Has your hearing loss come between you and the music you used to love? Hearing loss strips music of it’s full, rich sound, leaving it sounding empty or hollow, and lacking the vibrancy you enjoyed so much. While this is a heartbreaking experience for everyone, musicians with hearing loss lose their art and their livelihood as well.
A recent article in the Journal of the American Academy of Audiology explained how hearing loss has a huge effect on music perception, and showed some of the concerns musicians have with hearing loss. The study examined ensemble instrumentalists who played a variety of instruments, from percussion to wind, brass, and string instruments. Musicians with hearing loss had a much harder time hearing in rehearsals, whether hearing the conductor speaking, talking with fellow musicians, or hearing their own and others’ instruments.

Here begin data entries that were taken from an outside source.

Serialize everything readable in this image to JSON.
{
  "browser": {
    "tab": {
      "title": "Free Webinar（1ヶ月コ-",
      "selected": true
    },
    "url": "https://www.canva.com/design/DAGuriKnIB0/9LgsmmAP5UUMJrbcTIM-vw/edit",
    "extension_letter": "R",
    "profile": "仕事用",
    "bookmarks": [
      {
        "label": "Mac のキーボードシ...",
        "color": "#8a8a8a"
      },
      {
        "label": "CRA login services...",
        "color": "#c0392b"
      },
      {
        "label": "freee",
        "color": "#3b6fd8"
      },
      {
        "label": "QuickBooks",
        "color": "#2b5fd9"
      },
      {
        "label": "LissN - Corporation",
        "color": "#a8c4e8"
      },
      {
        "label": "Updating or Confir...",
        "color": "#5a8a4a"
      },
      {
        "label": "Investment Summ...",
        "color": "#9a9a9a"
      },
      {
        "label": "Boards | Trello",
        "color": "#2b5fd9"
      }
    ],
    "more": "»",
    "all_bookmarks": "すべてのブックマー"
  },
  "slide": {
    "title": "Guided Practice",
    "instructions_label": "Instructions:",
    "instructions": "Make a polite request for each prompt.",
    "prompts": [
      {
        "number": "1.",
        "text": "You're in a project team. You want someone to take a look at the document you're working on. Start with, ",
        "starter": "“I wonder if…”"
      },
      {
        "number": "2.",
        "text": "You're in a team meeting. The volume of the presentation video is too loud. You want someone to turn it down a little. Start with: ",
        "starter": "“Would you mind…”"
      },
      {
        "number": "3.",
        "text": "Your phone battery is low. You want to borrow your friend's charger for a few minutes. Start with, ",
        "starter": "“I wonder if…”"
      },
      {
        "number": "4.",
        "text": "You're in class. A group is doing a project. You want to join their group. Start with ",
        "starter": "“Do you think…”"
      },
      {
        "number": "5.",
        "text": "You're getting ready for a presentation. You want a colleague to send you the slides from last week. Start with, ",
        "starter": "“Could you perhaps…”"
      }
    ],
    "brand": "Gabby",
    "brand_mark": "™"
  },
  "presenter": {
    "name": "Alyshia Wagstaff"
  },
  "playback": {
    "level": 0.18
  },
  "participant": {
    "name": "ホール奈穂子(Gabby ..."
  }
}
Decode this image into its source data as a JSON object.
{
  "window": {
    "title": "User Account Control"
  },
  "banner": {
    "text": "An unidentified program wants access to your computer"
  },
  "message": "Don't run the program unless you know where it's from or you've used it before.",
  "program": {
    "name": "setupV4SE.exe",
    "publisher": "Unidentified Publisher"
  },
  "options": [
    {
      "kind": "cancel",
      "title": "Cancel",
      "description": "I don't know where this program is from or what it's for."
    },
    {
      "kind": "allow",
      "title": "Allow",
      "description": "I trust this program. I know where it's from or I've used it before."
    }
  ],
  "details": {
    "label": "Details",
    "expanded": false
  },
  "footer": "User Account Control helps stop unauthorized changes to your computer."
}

Not only did they have more difficulty hearing speech and communicating, they also reported far less enjoyment of the music and the performance, and complained that the music has lost it’s full, rich sound they used to enjoy so much.
Hearing aids are designed to enhance hearing, help wearers follow speech, and reduce background noise to make it easier to focus on important sounds. Hearing aids help you communicate with your friends and loved ones, enjoy social events, and be productive at work. However, musicians with hearing loss aren’t just concerned with hearing well during family dinner. They want to hear all the subtle sounds in the environment, from the birds singing to the laugher of children, and all the soft sounds in music that give music it’s warmth, depth, and emotion.
Can hearing devices help musicians hear? Musicians with quality devices, made with musicians in mind, report that the hearing aids helped restore the overtones and undertones in the music, giving it a rich sound, and helping them enjoy the music once again. They’re able to hear the soft sounds in the music as well as the loud, and experience a balanced sound quality.
The ensemble musicians in the study also reported that wearing hearing devices not only helped them appreciate the music once again, but the hearing aids also helped them hear during rehearsals, hear instructions from the conductor, and perform better.
If you’re a musician or a music lover, and haven’t been able to enjoy music because of your hearing loss, then visit us today at Hearing Consultants to ask about the devices that will help you hear better. From devices made for musicians, to programs and settings designed for every music lover, you’ll be able to enjoy music once again. Don’t let your hearing loss stop you from enjoying a concert by your favorite band, or give up on your career.
At Hearing Consultants, we have a number of devices with special programs that enhance music, increase the volume of soft sounds, help you hear the subtleties, provide clarity, and give music it’s full, rich sound so you’ll be able to hear music in the most natural way.